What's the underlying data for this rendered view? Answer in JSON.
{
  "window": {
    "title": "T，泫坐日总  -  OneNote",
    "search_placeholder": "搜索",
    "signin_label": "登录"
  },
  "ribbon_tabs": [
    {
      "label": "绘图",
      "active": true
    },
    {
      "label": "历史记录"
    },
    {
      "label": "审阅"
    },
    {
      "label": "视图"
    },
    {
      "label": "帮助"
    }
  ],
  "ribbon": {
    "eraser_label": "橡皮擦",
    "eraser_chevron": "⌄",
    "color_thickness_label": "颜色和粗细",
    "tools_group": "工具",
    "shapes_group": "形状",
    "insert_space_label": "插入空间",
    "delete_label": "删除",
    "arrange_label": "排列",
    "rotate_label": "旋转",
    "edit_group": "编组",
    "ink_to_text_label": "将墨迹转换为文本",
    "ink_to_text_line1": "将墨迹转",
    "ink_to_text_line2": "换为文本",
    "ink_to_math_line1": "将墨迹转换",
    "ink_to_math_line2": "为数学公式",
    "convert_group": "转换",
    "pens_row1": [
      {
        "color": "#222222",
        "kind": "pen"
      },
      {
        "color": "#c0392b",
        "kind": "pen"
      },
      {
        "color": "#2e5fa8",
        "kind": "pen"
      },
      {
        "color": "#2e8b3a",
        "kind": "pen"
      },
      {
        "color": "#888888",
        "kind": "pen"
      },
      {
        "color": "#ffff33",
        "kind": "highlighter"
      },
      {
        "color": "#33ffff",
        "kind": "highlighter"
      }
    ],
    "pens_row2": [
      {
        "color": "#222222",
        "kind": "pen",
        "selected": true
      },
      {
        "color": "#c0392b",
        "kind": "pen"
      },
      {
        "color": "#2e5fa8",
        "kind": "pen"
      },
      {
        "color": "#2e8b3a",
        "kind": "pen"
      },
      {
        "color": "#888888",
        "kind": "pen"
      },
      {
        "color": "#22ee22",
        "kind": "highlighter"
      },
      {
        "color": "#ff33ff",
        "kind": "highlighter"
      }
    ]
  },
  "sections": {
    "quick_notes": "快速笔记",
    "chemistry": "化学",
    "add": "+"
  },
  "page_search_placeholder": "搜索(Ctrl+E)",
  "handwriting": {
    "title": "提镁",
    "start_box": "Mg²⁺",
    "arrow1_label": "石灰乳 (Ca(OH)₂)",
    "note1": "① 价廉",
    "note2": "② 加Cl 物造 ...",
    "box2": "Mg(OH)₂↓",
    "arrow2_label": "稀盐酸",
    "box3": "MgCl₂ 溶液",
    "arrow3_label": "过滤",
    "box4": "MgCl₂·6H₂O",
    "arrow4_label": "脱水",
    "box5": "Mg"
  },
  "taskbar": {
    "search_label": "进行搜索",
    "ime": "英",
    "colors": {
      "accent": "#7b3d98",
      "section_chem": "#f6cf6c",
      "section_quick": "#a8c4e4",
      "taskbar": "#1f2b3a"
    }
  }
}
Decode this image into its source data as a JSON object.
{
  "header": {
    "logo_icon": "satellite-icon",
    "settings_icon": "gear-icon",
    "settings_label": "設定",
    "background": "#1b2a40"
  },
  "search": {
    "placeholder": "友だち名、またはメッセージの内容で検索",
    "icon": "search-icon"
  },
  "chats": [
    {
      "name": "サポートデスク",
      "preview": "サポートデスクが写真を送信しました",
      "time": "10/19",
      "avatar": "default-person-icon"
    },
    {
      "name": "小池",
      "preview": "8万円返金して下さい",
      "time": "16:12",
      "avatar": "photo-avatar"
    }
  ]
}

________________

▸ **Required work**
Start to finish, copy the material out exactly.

▸ **Answer space**
What's the underlying data for this rendered view? Answer in JSON.
{
  "window": {
    "title": "T，泫坐日总  -  OneNote",
    "search_placeholder": "搜索",
    "signin_label": "登录"
  },
  "ribbon_tabs": [
    {
      "label": "绘图",
      "active": true
    },
    {
      "label": "历史记录"
    },
    {
      "label": "审阅"
    },
    {
      "label": "视图"
    },
    {
      "label": "帮助"
    }
  ],
  "ribbon": {
    "eraser_label": "橡皮擦",
    "eraser_chevron": "⌄",
    "color_thickness_label": "颜色和粗细",
    "tools_group": "工具",
    "shapes_group": "形状",
    "insert_space_label": "插入空间",
    "delete_label": "删除",
    "arrange_label": "排列",
    "rotate_label": "旋转",
    "edit_group": "编组",
    "ink_to_text_label": "将墨迹转换为文本",
    "ink_to_text_line1": "将墨迹转",
    "ink_to_text_line2": "换为文本",
    "ink_to_math_line1": "将墨迹转换",
    "ink_to_math_line2": "为数学公式",
    "convert_group": "转换",
    "pens_row1": [
      {
        "color": "#222222",
        "kind": "pen"
      },
      {
        "color": "#c0392b",
        "kind": "pen"
      },
      {
        "color": "#2e5fa8",
        "kind": "pen"
      },
      {
        "color": "#2e8b3a",
        "kind": "pen"
      },
      {
        "color": "#888888",
        "kind": "pen"
      },
      {
        "color": "#ffff33",
        "kind": "highlighter"
      },
      {
        "color": "#33ffff",
        "kind": "highlighter"
      }
    ],
    "pens_row2": [
      {
        "color": "#222222",
        "kind": "pen",
        "selected": true
      },
      {
        "color": "#c0392b",
        "kind": "pen"
      },
      {
        "color": "#2e5fa8",
        "kind": "pen"
      },
      {
        "color": "#2e8b3a",
        "kind": "pen"
      },
      {
        "color": "#888888",
        "kind": "pen"
      },
      {
        "color": "#22ee22",
        "kind": "highlighter"
      },
      {
        "color": "#ff33ff",
        "kind": "highlighter"
      }
    ]
  },
  "sections": {
    "quick_notes": "快速笔记",
    "chemistry": "化学",
    "add": "+"
  },
  "page_search_placeholder": "搜索(Ctrl+E)",
  "handwriting": {
    "title": "提镁",
    "start_box": "Mg²⁺",
    "arrow1_label": "石灰乳 (Ca(OH)₂)",
    "note1": "① 价廉",
    "note2": "② 加Cl 物造 ...",
    "box2": "Mg(OH)₂↓",
    "arrow2_label": "稀盐酸",
    "box3": "MgCl₂ 溶液",
    "arrow3_label": "过滤",
    "box4": "MgCl₂·6H₂O",
    "arrow4_label": "脱水",
    "box5": "Mg"
  },
  "taskbar": {
    "search_label": "进行搜索",
    "ime": "英",
    "colors": {
      "accent": "#7b3d98",
      "section_chem": "#f6cf6c",
      "section_quick": "#a8c4e4",
      "taskbar": "#1f2b3a"
    }
  }
}
Decode this image into its source data as a JSON object.
{
  "header": {
    "logo_icon": "satellite-icon",
    "settings_icon": "gear-icon",
    "settings_label": "設定",
    "background": "#1b2a40"
  },
  "search": {
    "placeholder": "友だち名、またはメッセージの内容で検索",
    "icon": "search-icon"
  },
  "chats": [
    {
      "name": "サポートデスク",
      "preview": "サポートデスクが写真を送信しました",
      "time": "10/19",
      "avatar": "default-person-icon"
    },
    {
      "name": "小池",
      "preview": "8万円返金して下さい",
      "time": "16:12",
      "avatar": "photo-avatar"
    }
  ]
}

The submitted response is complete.